Sunday, November 14, 2010
November 5th, 2010
When the Supreme Court took up a case about a school choice program in Arizona this week, Justice Elena Kagan said she had been “puzzling and puzzling” over it. Why, she asked the state’s lawyer, instead of providing families with vouchers, is
’s program “so much more complicated and complex and unusual”? Arizona
The short answer is that the state’s Constitution prohibits direct aid to private schools. A more important one is that the convolutions hide a problem we’re not supposed to see. The program appears to be unconstitutional. As the United States Court of Appeals for the Ninth Circuit ruled, it appears to violate the First Amendment’s establishment clause by disbursing state funds on the basis of religion.
In a July interview with AP, then gubernatorial hopeful Tom Corbett said that one of his first actions as Governor would be to advocate making public money available to pay for tuition at parochial and other private schools.
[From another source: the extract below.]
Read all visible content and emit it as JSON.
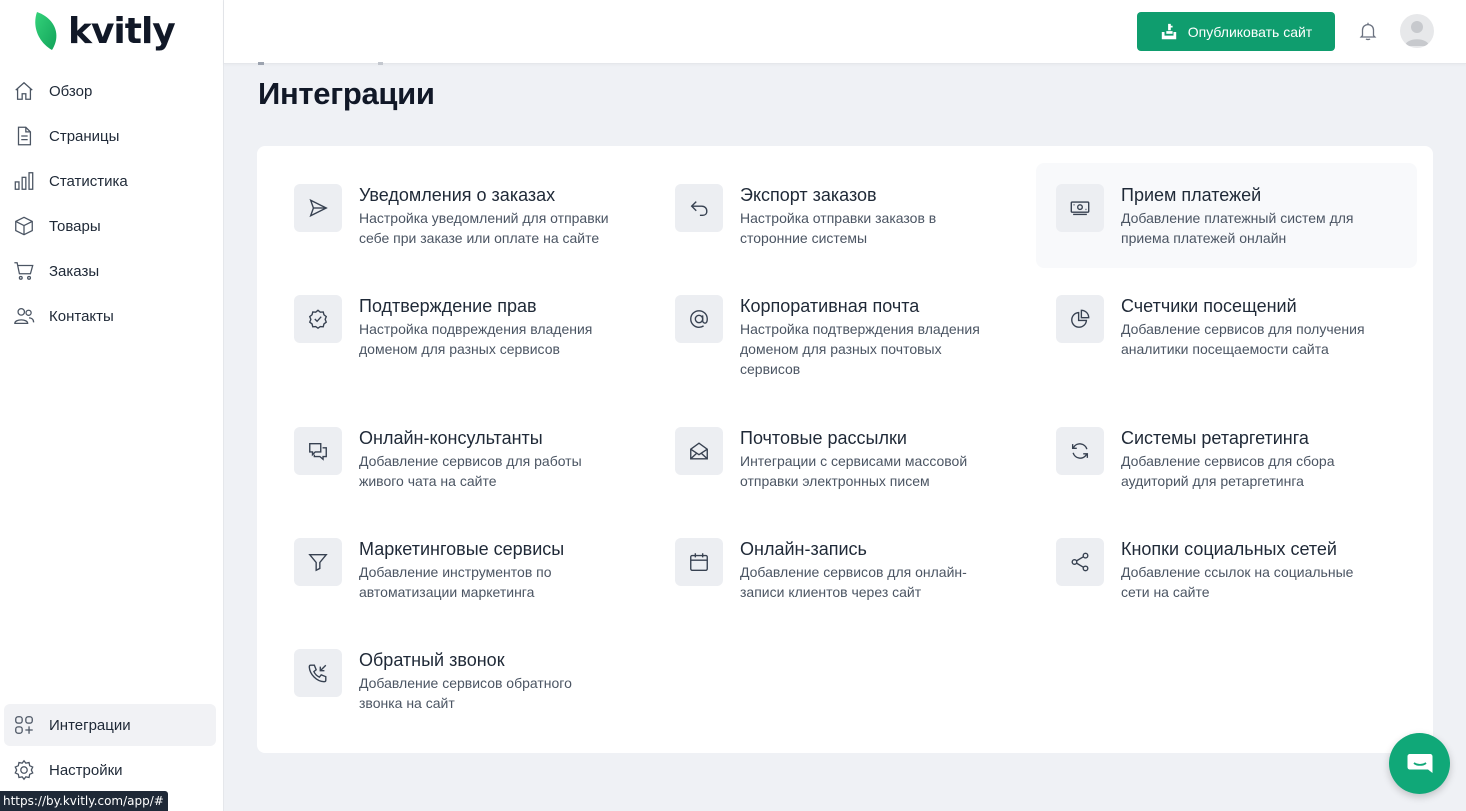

Here is a link to Senate Bill 1405, which would create “opportunity scholarships” for low-income children residing in school districts with at least one chronically failing school: